**INPUT DATA:**

== Segment start ==

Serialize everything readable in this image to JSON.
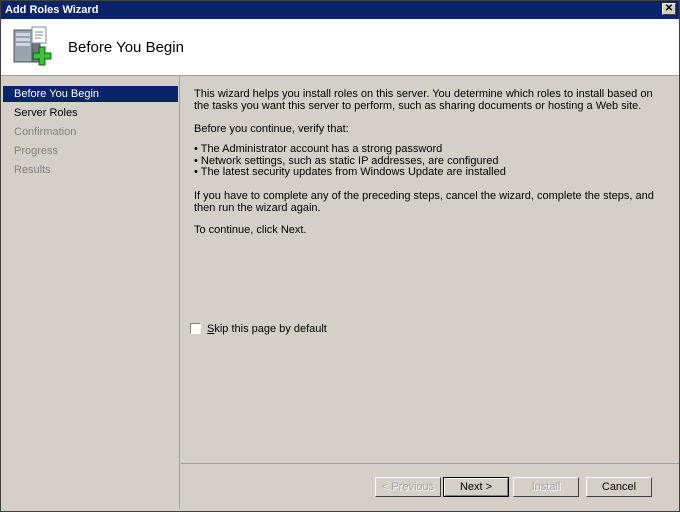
{
  "window": {
    "title": "Add Roles Wizard",
    "close_glyph": "✕"
  },
  "header": {
    "heading": "Before You Begin",
    "icon": "server-add-icon"
  },
  "sidebar": {
    "items": [
      {
        "label": "Before You Begin",
        "state": "active"
      },
      {
        "label": "Server Roles",
        "state": "normal"
      },
      {
        "label": "Confirmation",
        "state": "disabled"
      },
      {
        "label": "Progress",
        "state": "disabled"
      },
      {
        "label": "Results",
        "state": "disabled"
      }
    ]
  },
  "content": {
    "intro": "This wizard helps you install roles on this server. You determine which roles to install based on the tasks you want this server to perform, such as sharing documents or hosting a Web site.",
    "verify_intro": "Before you continue, verify that:",
    "bullets": [
      "The Administrator account has a strong password",
      "Network settings, such as static IP addresses, are configured",
      "The latest security updates from Windows Update are installed"
    ],
    "steps_text": "If you have to complete any of the preceding steps, cancel the wizard, complete the steps, and then run the wizard again.",
    "continue_text": "To continue, click Next.",
    "skip_checkbox": {
      "label": "Skip this page by default",
      "checked": false
    }
  },
  "buttons": {
    "previous": "< Previous",
    "next": "Next >",
    "install": "Install",
    "cancel": "Cancel"
  },
  "colors": {
    "titlebar": "#0a246a",
    "selection": "#0a246a",
    "face": "#d4d0c8"
  }
}
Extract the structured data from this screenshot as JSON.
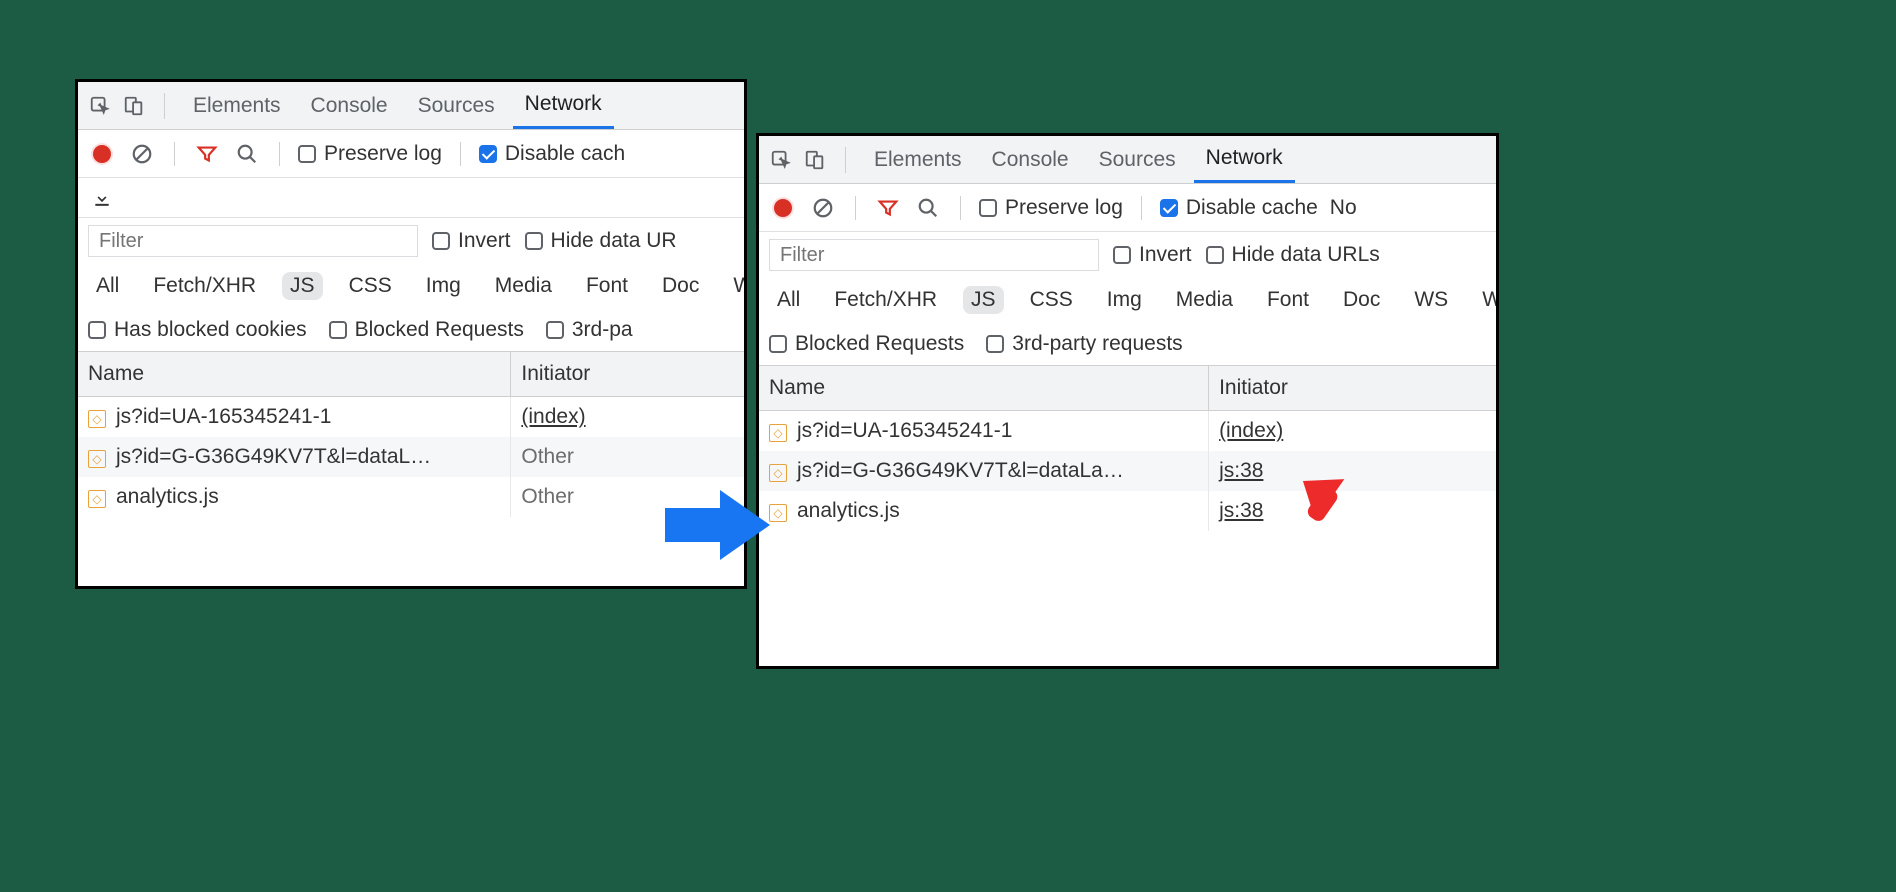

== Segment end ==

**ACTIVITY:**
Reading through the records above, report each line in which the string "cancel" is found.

**YOUR SOLUTION:**
    "steps_text": "If you have to complete any of the preceding steps, cancel the wizard, complete the steps, and then run the wizard again.",
    "cancel": "Cancel"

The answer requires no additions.